My friend Soo-Youn makes these amazing Korean vegetable rolls (Kimbab) for me sometimes when we are studying. ("Studying" meaning drinking coffee, gossiping, and occasionally cracking the binding of a book.) They were her favorite food when she was a child, and I can see why: soft, sesame-flavored rice wrapped around crunchy cooked vegetables with a spicy, salty sauce, all in a seaweed wrapper perfectly designed for chubby little hands to grip. They're great for children, but cut into slices they also make an acceptably sophisticated appetizer or entree for discerning adults. Here's how its done, minus precise measurements because Soo-Youn don't play that. ("Just taste it! Can't you tell if its right?") Well, don't take my word for it, try them once and crave them forever after. And never, EVER call them sushi.
(Note: Seaweed wrappers, sticky rice and good quality sesame oil are essential for this recipe and can all be found at your local asian market (and maybe even at healthfood stores). Try looking for korean chili paste or "goju jang" to add to miso for a dipping sauce, and you're really in Korean delicacy heaven.)

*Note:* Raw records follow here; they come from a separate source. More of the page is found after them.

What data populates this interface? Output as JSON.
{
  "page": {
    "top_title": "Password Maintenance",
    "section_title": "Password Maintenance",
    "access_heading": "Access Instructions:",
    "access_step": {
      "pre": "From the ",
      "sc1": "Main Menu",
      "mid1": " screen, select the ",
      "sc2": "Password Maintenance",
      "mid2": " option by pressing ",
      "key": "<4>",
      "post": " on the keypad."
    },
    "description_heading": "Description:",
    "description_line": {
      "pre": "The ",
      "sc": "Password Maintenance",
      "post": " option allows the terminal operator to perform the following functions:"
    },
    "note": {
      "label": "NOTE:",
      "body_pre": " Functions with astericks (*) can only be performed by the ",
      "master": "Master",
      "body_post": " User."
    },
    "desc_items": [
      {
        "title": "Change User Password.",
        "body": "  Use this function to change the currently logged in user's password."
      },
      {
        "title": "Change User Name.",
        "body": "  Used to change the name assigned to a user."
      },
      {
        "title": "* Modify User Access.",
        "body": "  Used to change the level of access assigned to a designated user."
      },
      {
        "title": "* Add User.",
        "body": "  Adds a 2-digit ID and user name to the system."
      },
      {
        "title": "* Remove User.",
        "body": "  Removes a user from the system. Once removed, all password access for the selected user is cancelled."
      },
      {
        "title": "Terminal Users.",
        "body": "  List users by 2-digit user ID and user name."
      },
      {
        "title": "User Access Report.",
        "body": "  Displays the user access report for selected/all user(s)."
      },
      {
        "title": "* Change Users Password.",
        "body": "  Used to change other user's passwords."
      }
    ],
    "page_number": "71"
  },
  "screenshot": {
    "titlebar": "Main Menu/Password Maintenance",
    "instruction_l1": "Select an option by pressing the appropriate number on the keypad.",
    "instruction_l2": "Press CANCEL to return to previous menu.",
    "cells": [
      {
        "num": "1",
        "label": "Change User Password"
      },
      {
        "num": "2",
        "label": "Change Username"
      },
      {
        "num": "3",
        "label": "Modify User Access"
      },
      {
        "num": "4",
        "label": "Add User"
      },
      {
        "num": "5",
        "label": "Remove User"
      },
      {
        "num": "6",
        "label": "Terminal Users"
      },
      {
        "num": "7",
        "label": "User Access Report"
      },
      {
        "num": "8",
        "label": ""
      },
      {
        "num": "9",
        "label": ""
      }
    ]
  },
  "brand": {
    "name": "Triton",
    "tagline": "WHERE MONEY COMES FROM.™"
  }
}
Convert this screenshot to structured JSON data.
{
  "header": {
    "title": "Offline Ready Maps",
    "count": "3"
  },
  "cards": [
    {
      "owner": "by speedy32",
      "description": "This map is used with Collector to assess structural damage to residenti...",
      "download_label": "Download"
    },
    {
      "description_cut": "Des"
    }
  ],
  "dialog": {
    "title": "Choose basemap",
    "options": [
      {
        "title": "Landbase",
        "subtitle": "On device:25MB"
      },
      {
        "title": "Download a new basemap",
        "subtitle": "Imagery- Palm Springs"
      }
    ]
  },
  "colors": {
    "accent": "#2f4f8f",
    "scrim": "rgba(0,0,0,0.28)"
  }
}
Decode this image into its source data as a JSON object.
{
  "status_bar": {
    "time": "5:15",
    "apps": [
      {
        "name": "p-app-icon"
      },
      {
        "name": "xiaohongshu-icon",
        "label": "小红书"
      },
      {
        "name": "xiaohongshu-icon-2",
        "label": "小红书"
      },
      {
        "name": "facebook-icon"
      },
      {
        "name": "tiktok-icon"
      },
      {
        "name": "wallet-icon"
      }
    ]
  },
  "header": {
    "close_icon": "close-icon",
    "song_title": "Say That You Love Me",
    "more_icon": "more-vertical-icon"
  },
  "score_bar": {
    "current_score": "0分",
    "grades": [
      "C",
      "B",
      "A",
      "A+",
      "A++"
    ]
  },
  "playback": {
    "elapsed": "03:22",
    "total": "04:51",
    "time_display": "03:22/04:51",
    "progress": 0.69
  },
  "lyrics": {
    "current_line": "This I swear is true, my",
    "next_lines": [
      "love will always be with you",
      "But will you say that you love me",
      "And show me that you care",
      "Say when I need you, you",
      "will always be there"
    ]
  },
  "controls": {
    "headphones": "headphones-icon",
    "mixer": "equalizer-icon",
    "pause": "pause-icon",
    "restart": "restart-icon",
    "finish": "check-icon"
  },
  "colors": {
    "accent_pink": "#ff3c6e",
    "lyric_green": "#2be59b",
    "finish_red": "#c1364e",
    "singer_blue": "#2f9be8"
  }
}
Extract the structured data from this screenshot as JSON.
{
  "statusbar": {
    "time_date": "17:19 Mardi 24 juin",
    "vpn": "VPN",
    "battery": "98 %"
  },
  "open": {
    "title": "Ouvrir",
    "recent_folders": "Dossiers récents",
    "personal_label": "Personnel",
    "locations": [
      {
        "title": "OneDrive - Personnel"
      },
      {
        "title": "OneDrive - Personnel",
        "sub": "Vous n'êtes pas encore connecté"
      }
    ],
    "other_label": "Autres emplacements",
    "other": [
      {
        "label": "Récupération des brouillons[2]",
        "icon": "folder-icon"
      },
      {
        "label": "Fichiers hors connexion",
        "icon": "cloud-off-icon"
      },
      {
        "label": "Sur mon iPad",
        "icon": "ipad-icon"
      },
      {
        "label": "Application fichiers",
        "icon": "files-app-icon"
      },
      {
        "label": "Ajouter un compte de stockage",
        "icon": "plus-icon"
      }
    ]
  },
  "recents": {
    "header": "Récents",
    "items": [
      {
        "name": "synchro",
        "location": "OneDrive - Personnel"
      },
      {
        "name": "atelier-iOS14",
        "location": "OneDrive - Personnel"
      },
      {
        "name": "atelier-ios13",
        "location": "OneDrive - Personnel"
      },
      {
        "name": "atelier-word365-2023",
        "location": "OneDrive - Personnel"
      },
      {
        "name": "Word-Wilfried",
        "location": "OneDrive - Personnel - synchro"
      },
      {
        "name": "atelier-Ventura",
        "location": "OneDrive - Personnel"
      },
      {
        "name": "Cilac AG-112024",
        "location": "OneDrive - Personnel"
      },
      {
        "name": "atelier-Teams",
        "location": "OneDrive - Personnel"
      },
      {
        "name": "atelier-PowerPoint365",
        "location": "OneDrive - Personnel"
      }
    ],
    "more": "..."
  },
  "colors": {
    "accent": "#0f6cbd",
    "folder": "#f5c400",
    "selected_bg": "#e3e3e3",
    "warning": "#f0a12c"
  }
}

Step 1 is to make the rice. The best way is to make it in a rice cooker, using short grain rice that is made for making sticky rice. Immediately after taking it out of the rice cooker, add it into a bowl and while its still steaming, add in some toasted sesame seeds, crushing them slightly with your hands. Also add in a hearty drizzle of sesame oil, a few pinches salt, and a little bit of vinegar (say, 1 tsp. per cup, or less.) Mix with your hands or a wooden spoon and set aside. (The taste changes as the sesame seeds infuse the rice.) You can always adjust it to taste later, it should be a bit smoky from the sesame, salty, and tangy from the vinegar. If you like it, its correct.
Step 2 is to cook the vegetables. Use a hot pan, a bit of oil, and cook one at a time any of the following julienned vegetables until crunchy but cooked: carrots, leeks, onions, mushrooms, eggplant, peppers, zucchini, radishes, etc. My friend uses eggs in hers as well, but you could also use thinly sliced and fried tofu. Pickles of some sort of also an option. Salt and pepper the veggies well when they are cooked. (The rationale for cooking seperately is that each vegetable takes a different amount of time to be perfectly "done".)
Step 3: Set up your work station with seaweed papers (plain, not toasted), the rice and a wooden paddle, and the vegetables. For each wrapper, pat a thick layer of rice down about filling about halfway up the sheet of seaweed. Then, place your selection of cooked veggies in the middle of that layer of rice. Carefully roll upwards, using your hands to even out the roll so it doesn't bulge too much on one side. (But messy is also ok.) If cutting, cut off to thin slices on the side (and pop into your mouth) then slice the remaining roll with a sharp knife into uniform slices. Like so:
Step 4: Serve with any sauce you like, (sriracha, soy sauce, sweet chili sauce, etc) or the Soo-Youn special: a knob of asian chili paste (goju jang), and a few gulps of soy sauce and sesame seed oil. Mix well and toss in a few more sesame seeds or some thinly sliced leeks or scallions... so incredibly delicious.
A different variation on this recipe can be found here.
Song of the Day: The Smiths- Hairdresser on Fire